Records supplied.
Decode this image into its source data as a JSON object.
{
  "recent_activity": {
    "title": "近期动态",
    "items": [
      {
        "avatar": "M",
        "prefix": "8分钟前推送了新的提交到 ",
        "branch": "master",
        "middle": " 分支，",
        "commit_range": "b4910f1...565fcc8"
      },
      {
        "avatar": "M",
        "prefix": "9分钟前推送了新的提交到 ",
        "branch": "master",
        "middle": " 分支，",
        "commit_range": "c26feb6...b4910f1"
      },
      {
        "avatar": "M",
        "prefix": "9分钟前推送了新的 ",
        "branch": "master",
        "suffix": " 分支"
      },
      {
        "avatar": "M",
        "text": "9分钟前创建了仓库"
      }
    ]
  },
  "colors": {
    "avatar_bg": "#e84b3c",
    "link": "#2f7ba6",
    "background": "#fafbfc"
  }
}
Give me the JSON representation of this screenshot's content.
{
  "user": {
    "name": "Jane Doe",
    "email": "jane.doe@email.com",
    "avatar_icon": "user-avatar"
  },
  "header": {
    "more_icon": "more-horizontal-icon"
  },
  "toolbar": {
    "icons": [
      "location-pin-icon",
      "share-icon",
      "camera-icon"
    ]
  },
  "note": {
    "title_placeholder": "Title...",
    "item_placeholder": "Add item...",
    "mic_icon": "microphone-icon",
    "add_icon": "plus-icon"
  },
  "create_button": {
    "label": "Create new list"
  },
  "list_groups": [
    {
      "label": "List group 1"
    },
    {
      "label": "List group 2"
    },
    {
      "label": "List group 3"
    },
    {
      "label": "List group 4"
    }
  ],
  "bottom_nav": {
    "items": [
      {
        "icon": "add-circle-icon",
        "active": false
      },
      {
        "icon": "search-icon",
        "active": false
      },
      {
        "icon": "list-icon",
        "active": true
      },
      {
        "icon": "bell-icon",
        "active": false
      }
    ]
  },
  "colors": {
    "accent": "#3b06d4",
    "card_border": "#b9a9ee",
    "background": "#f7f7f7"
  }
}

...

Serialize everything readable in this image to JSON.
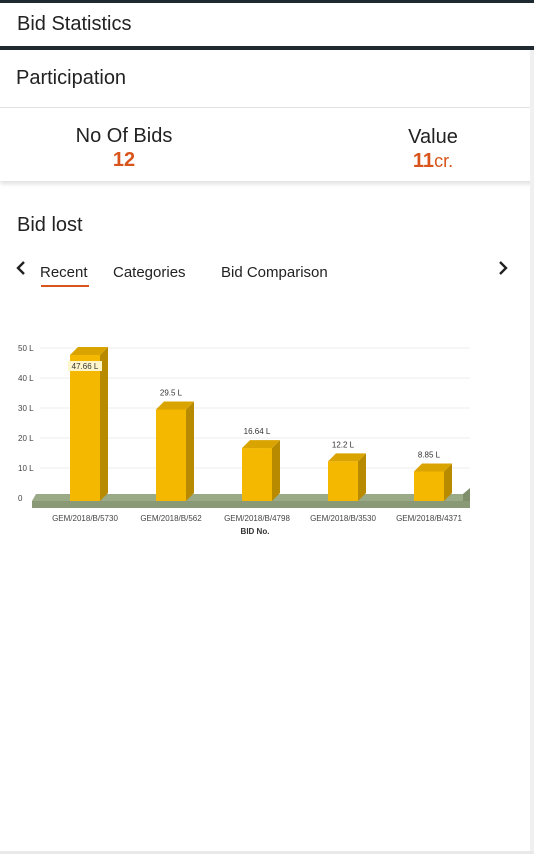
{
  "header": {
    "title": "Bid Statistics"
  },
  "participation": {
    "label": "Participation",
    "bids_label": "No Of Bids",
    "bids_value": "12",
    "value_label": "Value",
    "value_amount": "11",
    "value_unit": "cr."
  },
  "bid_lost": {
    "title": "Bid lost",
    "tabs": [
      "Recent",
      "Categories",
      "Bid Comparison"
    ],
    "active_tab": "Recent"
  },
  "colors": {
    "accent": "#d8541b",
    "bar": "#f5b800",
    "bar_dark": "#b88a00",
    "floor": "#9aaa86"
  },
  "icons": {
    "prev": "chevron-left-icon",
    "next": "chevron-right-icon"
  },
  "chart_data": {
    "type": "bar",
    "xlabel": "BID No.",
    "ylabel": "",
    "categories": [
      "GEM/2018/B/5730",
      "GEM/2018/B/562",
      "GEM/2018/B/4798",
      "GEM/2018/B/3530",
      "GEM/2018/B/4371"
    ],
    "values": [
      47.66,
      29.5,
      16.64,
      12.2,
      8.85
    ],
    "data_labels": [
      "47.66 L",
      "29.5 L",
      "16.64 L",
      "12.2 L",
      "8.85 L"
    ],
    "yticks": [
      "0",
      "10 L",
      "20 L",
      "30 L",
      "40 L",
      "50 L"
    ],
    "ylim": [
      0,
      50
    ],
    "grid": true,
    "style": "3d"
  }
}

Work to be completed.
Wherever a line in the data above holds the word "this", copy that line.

Output of the task.
Decode this image into its source data as a JSON object.
Give me the JSON representation of this screenshot's content.
Serialize everything readable in this image to JSON.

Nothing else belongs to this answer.